(MENAFN - Arab News) LAUNCESTON, Australia: The decision by Boashan Iron & Steel Co, China's biggest listed steelmaker, to idle a plant may both be a sign of how bad things are in the key sector and a contrarian signal that a turnaround is near.
It's easy to construct an argument that the move to close the 3 million ton-a-year plant in Shanghai is proof that China's steel sector has too much capacity and supply is well ahead of demand.
Closing down higher cost steel production is after all what should happen when demand cools and prices decline, and there is also a need to work through an overhang of inventory built up in the first half of 2012 when steelmakers maintained output even as economic growth eased.
However, an argument can also be built on saying the Boashan move is an early indicator that things should start turning around within the next 12 months.
Removing the higher cost production allows prices to stabilize as supply adjusts lower to reflect the change in demand.
What you are basically left with is a situation where the current short-term pain is replaced with longer-term gain.
The question then becomes how long are iron ore and steel producers going to have to wait for the good times to return?
It's worth looking back to the start of 2012 when many analysts thought Chinese commodity demand would slow in the first half before rebounding in the second.
Instead what happened is that the economic growth rate eased as expected, but raw commodity consumption and finished product output continued apace, particularly in the steel sector.
This led to a build-up of inventories, falling prices and the current situation, where even if demand does pick up, it will take some time to work its way down to commodity producers.
The most-traded steel rebar contract in Shanghai has lost 13 percent this year and while it has picked up slightly in recent weeks, it's still near the record low hit last month.

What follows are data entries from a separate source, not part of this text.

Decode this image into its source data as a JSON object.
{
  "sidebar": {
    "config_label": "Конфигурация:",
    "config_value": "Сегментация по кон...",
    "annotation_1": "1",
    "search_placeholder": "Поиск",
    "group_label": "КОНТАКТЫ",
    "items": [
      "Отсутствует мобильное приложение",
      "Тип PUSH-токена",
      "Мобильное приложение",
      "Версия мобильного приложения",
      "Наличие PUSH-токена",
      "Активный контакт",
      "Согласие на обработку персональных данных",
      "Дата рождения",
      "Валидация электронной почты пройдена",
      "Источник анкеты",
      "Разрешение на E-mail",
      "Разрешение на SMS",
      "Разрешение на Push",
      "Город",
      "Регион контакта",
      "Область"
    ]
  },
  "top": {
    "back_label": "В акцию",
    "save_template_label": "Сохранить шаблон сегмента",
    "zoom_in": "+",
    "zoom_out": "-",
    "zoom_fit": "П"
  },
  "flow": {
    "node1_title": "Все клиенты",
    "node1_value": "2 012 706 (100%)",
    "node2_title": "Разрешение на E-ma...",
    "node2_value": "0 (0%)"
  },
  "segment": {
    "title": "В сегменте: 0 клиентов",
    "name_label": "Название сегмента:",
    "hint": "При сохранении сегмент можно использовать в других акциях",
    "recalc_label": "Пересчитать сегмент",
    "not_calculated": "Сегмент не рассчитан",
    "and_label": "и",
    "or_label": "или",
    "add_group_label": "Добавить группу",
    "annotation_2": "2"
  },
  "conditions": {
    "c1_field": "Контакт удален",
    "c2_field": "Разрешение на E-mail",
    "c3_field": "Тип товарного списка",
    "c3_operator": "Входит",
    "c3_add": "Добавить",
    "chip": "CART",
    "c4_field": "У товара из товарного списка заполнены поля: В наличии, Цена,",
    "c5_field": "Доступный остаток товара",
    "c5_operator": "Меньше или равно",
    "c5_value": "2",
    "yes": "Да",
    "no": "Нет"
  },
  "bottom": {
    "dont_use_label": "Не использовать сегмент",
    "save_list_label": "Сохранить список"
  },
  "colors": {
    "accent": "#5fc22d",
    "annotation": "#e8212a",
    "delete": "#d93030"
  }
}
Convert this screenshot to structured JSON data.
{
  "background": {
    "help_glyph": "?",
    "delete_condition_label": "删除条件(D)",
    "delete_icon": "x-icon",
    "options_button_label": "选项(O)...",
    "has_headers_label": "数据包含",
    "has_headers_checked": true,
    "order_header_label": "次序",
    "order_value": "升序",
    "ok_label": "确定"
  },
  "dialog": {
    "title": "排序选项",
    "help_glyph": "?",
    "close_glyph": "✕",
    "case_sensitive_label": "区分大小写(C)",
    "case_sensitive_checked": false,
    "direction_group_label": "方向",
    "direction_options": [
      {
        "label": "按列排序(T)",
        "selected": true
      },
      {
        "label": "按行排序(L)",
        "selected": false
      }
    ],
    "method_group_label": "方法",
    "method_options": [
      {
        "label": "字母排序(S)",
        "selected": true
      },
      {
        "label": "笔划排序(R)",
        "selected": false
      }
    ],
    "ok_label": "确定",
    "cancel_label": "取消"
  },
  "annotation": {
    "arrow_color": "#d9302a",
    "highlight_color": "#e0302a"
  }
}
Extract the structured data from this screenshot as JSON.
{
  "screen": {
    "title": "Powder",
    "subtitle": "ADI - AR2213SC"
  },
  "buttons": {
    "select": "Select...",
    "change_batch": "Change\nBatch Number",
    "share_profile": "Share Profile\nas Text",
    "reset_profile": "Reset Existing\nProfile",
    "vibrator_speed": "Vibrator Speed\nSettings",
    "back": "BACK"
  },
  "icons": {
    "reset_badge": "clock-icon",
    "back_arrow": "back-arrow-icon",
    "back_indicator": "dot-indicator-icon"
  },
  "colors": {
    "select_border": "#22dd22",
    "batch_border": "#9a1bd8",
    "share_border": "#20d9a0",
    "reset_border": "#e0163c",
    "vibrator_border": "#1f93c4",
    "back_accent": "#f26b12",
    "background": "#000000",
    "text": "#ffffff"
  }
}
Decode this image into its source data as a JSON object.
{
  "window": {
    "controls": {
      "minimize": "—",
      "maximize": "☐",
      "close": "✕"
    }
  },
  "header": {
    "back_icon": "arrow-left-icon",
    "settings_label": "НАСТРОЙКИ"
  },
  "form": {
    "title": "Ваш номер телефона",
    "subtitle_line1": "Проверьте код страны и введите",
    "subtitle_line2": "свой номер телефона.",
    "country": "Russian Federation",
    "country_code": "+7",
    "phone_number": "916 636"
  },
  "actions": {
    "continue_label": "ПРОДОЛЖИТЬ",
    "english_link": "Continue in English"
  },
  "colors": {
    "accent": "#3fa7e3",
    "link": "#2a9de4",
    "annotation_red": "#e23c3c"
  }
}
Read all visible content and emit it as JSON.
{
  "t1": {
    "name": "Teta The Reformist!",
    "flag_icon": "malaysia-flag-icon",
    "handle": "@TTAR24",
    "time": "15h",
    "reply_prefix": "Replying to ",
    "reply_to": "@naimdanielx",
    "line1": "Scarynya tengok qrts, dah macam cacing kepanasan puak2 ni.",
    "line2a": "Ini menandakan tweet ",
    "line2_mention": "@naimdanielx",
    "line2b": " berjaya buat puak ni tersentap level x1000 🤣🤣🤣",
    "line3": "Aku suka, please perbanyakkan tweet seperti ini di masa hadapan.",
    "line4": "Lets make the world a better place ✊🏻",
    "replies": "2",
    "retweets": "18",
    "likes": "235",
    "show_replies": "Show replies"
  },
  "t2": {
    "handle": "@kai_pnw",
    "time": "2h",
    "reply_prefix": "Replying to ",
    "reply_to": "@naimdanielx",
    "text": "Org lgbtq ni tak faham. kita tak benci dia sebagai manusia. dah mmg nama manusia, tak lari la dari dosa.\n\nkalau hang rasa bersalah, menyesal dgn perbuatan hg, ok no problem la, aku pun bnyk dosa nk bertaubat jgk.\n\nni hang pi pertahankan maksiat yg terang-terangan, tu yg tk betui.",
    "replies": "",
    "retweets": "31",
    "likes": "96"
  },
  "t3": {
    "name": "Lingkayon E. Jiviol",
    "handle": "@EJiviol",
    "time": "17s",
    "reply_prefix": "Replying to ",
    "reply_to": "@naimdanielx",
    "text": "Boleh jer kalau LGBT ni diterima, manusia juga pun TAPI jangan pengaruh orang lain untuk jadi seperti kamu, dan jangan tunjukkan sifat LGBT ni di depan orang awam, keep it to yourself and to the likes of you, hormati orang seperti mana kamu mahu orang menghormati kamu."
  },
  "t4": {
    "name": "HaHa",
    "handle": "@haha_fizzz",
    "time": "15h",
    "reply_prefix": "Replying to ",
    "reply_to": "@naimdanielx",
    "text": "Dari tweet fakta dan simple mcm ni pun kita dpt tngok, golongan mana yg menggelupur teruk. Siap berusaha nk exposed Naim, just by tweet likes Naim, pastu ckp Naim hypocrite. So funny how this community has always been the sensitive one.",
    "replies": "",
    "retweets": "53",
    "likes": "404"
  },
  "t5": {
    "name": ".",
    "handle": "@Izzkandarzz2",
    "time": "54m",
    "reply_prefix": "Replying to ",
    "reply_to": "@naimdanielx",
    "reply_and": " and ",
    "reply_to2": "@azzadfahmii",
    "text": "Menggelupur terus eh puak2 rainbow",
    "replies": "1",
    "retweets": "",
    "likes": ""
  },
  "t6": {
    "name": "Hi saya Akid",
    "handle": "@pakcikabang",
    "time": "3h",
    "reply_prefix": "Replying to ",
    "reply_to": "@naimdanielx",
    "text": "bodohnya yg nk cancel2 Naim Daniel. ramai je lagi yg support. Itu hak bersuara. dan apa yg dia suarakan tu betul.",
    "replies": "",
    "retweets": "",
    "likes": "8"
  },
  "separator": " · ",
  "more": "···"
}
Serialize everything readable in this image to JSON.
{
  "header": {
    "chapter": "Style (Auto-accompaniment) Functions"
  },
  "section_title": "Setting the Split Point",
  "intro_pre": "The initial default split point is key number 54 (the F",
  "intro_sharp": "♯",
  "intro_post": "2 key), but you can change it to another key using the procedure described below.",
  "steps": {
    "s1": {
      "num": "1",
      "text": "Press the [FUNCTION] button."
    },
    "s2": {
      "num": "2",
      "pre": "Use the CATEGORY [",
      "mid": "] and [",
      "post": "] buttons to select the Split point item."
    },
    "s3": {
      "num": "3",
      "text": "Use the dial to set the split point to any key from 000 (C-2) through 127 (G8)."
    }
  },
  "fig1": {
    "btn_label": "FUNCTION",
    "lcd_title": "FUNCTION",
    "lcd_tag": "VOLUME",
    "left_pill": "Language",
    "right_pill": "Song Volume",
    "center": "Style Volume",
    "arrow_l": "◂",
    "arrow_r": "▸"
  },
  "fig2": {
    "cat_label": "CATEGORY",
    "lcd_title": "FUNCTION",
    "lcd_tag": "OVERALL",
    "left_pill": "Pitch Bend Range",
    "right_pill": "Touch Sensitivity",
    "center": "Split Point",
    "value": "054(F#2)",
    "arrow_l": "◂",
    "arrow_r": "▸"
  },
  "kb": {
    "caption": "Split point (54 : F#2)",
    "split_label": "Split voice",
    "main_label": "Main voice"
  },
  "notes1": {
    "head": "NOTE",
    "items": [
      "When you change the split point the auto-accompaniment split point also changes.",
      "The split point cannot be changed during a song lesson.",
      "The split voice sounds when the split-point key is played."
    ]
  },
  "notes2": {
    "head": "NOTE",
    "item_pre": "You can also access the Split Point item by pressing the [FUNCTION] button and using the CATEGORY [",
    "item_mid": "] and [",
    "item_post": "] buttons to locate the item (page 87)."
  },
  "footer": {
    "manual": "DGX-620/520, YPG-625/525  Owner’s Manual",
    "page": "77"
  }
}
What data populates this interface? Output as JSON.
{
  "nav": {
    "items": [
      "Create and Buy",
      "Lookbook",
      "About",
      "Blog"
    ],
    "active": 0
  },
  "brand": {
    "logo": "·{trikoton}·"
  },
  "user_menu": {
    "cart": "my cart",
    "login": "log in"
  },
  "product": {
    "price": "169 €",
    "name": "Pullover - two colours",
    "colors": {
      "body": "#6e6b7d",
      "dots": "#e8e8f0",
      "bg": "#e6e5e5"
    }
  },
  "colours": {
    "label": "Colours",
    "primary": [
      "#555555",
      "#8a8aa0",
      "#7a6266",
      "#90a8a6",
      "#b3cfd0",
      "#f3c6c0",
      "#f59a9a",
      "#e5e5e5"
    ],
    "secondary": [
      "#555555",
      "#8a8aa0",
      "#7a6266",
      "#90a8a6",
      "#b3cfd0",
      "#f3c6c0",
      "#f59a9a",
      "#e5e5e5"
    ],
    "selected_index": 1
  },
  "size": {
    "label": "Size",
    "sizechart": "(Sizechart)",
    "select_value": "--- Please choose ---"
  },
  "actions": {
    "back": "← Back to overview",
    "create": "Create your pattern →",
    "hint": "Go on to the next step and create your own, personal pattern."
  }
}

Spot iron ore prices have also rebounded recently, gaining 17 percent in September, but they were still down 22 percent for the third quarter, the steepest drop since the Steel Index starting compiling data in 2008.
The idling of the Boashan steel plant in Shanghai is unlikely to be the last such occurrence, especially if the Chinese government's 160 billion infrastructure-spending boost fails to increase demand meaningfully in the next few months.
Iron ore capacity is also being closed in China, with high-cost mines the first to go.
This is positive for the big, global iron ore miners such as Vale, BHP Billton and Rio Tinto, as their lower cost bases means they can keep producing at a profit long after Chinese rivals are deep in the red.
But just as analysts were off with the timing of the slowdown in China's commodity demand, hopes that it will rebound by the end of this year may be too optimistic as well.
Even if China's economic growth does start to regain momentum, and by that I mean a gross domestic product outcome above 8 percent in year-on-year terms, it's likely that commodity demand will lag the improvement, just as it remained resilient during the first half of slowing GDP growth.
The official Purchasing Managers' Index rose to 49.8 in September from 49.2 in August, which was the lowest reading since November 2011.
While still in contractionary territory below 50, the PMI is consistent with an economy bouncing along the bottom of the cycle.
But the compiler of the PMI, the National Bureau of Statistics, also said on Monday that while demand for food, beverages, tobacco and computers improved, that for steel, refined metals and construction materials remained under pressure.
This is consistent with the view that any recovery in the iron ore and steel sector is going to be slow, and more likely U-shaped rather than the more V-shaped rebound that happened after the 2008 global financial crisis.
The closure of one of Baoshan's steel plants confirms what we already know: namely that China's steel sector is now doing it tough and suffering from the hangover of over supply in a softening demand scenario.
But it also lays the groundwork for improvement in the sector, albeit a slow and lumpy recovery rather than strong and sustained as many producers would prefer.
- Clyde Russell is a Reuters market analyst. The views expressed are his own.